THE DATA>
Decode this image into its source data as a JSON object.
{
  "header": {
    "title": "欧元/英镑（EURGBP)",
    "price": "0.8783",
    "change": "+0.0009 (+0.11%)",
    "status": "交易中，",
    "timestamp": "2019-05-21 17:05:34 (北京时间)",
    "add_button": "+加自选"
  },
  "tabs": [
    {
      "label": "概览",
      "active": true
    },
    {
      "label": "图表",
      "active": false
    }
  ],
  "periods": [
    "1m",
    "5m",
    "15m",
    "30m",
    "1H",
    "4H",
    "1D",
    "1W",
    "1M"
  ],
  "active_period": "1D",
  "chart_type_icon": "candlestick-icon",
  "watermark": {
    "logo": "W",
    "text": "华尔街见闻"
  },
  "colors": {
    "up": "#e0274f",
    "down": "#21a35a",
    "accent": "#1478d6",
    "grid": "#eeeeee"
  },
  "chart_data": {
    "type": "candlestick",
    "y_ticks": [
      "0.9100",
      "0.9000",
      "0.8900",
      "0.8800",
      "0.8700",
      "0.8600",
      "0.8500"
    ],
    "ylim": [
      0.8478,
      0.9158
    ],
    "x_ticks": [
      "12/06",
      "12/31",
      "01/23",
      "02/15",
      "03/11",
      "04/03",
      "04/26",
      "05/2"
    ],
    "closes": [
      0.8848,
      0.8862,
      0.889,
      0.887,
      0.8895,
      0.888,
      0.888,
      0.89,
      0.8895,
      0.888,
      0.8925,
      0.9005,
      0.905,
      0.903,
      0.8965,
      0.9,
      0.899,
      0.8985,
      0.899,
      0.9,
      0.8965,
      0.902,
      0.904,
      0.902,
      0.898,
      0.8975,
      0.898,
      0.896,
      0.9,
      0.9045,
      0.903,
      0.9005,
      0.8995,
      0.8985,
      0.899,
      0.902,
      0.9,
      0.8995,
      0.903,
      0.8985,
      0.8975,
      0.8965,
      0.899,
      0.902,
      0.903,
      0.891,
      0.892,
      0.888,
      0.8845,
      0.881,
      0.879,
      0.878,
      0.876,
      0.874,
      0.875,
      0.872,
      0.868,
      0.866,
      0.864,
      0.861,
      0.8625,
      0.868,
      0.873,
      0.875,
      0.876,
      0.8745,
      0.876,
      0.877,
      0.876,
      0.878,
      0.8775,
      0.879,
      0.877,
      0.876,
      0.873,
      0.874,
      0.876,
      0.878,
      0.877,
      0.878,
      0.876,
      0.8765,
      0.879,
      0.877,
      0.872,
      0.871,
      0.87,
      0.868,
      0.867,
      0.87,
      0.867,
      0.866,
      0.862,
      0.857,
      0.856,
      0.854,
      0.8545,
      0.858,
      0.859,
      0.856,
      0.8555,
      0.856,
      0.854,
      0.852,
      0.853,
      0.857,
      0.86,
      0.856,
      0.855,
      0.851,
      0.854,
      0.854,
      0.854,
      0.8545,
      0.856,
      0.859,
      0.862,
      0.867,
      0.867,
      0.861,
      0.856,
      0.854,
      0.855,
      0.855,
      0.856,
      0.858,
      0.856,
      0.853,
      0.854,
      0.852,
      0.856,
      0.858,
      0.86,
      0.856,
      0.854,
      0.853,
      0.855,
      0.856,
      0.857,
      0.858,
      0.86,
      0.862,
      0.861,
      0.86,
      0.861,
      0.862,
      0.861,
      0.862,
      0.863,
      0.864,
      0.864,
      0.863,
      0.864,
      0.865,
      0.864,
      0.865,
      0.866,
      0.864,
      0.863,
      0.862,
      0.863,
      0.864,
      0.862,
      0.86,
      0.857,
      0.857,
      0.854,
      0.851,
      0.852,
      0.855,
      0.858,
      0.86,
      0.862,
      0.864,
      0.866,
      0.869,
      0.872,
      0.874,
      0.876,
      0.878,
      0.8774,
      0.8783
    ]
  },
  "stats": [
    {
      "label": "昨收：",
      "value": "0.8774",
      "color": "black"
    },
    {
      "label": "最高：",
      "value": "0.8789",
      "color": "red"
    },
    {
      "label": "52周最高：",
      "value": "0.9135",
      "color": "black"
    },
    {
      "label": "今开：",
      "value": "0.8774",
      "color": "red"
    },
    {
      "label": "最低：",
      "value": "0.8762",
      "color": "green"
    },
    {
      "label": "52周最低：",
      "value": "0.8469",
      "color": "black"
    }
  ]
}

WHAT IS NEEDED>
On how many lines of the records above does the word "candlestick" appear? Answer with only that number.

ANSWER BOX>
2